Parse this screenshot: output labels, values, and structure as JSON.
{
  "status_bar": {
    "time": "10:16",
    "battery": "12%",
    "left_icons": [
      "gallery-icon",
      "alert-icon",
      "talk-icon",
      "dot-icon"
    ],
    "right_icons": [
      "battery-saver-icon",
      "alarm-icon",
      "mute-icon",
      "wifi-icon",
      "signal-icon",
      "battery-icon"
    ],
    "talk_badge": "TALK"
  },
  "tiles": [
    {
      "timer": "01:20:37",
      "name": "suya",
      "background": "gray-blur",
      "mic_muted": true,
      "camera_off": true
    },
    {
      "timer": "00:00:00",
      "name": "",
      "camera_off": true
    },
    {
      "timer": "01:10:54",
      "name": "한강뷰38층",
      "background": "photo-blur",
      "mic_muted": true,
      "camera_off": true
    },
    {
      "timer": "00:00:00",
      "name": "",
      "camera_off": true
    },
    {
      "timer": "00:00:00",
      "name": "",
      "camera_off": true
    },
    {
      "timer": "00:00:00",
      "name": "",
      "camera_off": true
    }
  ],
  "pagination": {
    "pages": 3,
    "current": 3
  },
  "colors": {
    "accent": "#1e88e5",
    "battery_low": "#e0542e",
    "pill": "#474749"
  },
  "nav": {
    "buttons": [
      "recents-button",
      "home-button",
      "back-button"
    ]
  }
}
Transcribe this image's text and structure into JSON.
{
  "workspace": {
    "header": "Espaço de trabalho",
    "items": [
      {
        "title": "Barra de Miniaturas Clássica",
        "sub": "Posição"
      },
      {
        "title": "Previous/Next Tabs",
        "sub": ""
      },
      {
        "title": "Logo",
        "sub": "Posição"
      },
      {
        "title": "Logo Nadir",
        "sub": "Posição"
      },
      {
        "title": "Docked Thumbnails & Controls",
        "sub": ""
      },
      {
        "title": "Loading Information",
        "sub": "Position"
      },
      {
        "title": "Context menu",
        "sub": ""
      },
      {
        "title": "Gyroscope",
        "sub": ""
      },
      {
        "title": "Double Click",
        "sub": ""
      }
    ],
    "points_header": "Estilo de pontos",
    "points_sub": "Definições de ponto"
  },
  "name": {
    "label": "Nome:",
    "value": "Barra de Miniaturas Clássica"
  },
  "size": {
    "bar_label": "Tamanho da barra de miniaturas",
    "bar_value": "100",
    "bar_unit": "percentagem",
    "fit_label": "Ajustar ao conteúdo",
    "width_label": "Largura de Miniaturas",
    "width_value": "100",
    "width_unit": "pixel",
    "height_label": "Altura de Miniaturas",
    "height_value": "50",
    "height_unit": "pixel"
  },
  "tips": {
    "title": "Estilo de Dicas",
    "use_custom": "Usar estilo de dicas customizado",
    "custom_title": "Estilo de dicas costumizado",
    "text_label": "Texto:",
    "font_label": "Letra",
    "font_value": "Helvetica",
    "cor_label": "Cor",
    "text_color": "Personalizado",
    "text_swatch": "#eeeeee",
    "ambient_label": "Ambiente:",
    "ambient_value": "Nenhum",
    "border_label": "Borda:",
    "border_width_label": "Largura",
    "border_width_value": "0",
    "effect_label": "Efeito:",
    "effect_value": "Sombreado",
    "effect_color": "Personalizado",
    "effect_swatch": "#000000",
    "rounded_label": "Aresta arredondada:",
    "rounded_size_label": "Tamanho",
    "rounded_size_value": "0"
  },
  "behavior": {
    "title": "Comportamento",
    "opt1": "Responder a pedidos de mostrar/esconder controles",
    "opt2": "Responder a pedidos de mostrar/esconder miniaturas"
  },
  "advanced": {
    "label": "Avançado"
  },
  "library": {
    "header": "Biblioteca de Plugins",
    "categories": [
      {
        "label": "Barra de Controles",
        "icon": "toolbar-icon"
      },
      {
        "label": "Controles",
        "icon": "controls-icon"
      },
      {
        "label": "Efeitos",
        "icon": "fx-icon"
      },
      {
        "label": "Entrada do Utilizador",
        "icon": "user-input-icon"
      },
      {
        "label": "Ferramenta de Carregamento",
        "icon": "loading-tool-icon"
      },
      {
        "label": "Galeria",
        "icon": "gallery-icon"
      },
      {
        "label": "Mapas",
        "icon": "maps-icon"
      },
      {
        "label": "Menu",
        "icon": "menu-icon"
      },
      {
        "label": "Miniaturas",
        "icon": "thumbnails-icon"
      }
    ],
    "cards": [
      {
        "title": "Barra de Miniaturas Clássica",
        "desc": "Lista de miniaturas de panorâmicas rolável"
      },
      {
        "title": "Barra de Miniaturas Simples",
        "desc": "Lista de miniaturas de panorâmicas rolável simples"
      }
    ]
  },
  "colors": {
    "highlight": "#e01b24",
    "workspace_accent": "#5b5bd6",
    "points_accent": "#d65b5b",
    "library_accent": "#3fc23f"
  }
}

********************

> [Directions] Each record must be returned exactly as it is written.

> [Solution for this problem]
Parse this screenshot: output labels, values, and structure as JSON.
{
  "status_bar": {
    "time": "10:16",
    "battery": "12%",
    "left_icons": [
      "gallery-icon",
      "alert-icon",
      "talk-icon",
      "dot-icon"
    ],
    "right_icons": [
      "battery-saver-icon",
      "alarm-icon",
      "mute-icon",
      "wifi-icon",
      "signal-icon",
      "battery-icon"
    ],
    "talk_badge": "TALK"
  },
  "tiles": [
    {
      "timer": "01:20:37",
      "name": "suya",
      "background": "gray-blur",
      "mic_muted": true,
      "camera_off": true
    },
    {
      "timer": "00:00:00",
      "name": "",
      "camera_off": true
    },
    {
      "timer": "01:10:54",
      "name": "한강뷰38층",
      "background": "photo-blur",
      "mic_muted": true,
      "camera_off": true
    },
    {
      "timer": "00:00:00",
      "name": "",
      "camera_off": true
    },
    {
      "timer": "00:00:00",
      "name": "",
      "camera_off": true
    },
    {
      "timer": "00:00:00",
      "name": "",
      "camera_off": true
    }
  ],
  "pagination": {
    "pages": 3,
    "current": 3
  },
  "colors": {
    "accent": "#1e88e5",
    "battery_low": "#e0542e",
    "pill": "#474749"
  },
  "nav": {
    "buttons": [
      "recents-button",
      "home-button",
      "back-button"
    ]
  }
}
Transcribe this image's text and structure into JSON.
{
  "workspace": {
    "header": "Espaço de trabalho",
    "items": [
      {
        "title": "Barra de Miniaturas Clássica",
        "sub": "Posição"
      },
      {
        "title": "Previous/Next Tabs",
        "sub": ""
      },
      {
        "title": "Logo",
        "sub": "Posição"
      },
      {
        "title": "Logo Nadir",
        "sub": "Posição"
      },
      {
        "title": "Docked Thumbnails & Controls",
        "sub": ""
      },
      {
        "title": "Loading Information",
        "sub": "Position"
      },
      {
        "title": "Context menu",
        "sub": ""
      },
      {
        "title": "Gyroscope",
        "sub": ""
      },
      {
        "title": "Double Click",
        "sub": ""
      }
    ],
    "points_header": "Estilo de pontos",
    "points_sub": "Definições de ponto"
  },
  "name": {
    "label": "Nome:",
    "value": "Barra de Miniaturas Clássica"
  },
  "size": {
    "bar_label": "Tamanho da barra de miniaturas",
    "bar_value": "100",
    "bar_unit": "percentagem",
    "fit_label": "Ajustar ao conteúdo",
    "width_label": "Largura de Miniaturas",
    "width_value": "100",
    "width_unit": "pixel",
    "height_label": "Altura de Miniaturas",
    "height_value": "50",
    "height_unit": "pixel"
  },
  "tips": {
    "title": "Estilo de Dicas",
    "use_custom": "Usar estilo de dicas customizado",
    "custom_title": "Estilo de dicas costumizado",
    "text_label": "Texto:",
    "font_label": "Letra",
    "font_value": "Helvetica",
    "cor_label": "Cor",
    "text_color": "Personalizado",
    "text_swatch": "#eeeeee",
    "ambient_label": "Ambiente:",
    "ambient_value": "Nenhum",
    "border_label": "Borda:",
    "border_width_label": "Largura",
    "border_width_value": "0",
    "effect_label": "Efeito:",
    "effect_value": "Sombreado",
    "effect_color": "Personalizado",
    "effect_swatch": "#000000",
    "rounded_label": "Aresta arredondada:",
    "rounded_size_label": "Tamanho",
    "rounded_size_value": "0"
  },
  "behavior": {
    "title": "Comportamento",
    "opt1": "Responder a pedidos de mostrar/esconder controles",
    "opt2": "Responder a pedidos de mostrar/esconder miniaturas"
  },
  "advanced": {
    "label": "Avançado"
  },
  "library": {
    "header": "Biblioteca de Plugins",
    "categories": [
      {
        "label": "Barra de Controles",
        "icon": "toolbar-icon"
      },
      {
        "label": "Controles",
        "icon": "controls-icon"
      },
      {
        "label": "Efeitos",
        "icon": "fx-icon"
      },
      {
        "label": "Entrada do Utilizador",
        "icon": "user-input-icon"
      },
      {
        "label": "Ferramenta de Carregamento",
        "icon": "loading-tool-icon"
      },
      {
        "label": "Galeria",
        "icon": "gallery-icon"
      },
      {
        "label": "Mapas",
        "icon": "maps-icon"
      },
      {
        "label": "Menu",
        "icon": "menu-icon"
      },
      {
        "label": "Miniaturas",
        "icon": "thumbnails-icon"
      }
    ],
    "cards": [
      {
        "title": "Barra de Miniaturas Clássica",
        "desc": "Lista de miniaturas de panorâmicas rolável"
      },
      {
        "title": "Barra de Miniaturas Simples",
        "desc": "Lista de miniaturas de panorâmicas rolável simples"
      }
    ]
  },
  "colors": {
    "highlight": "#e01b24",
    "workspace_accent": "#5b5bd6",
    "points_accent": "#d65b5b",
    "library_accent": "#3fc23f"
  }
}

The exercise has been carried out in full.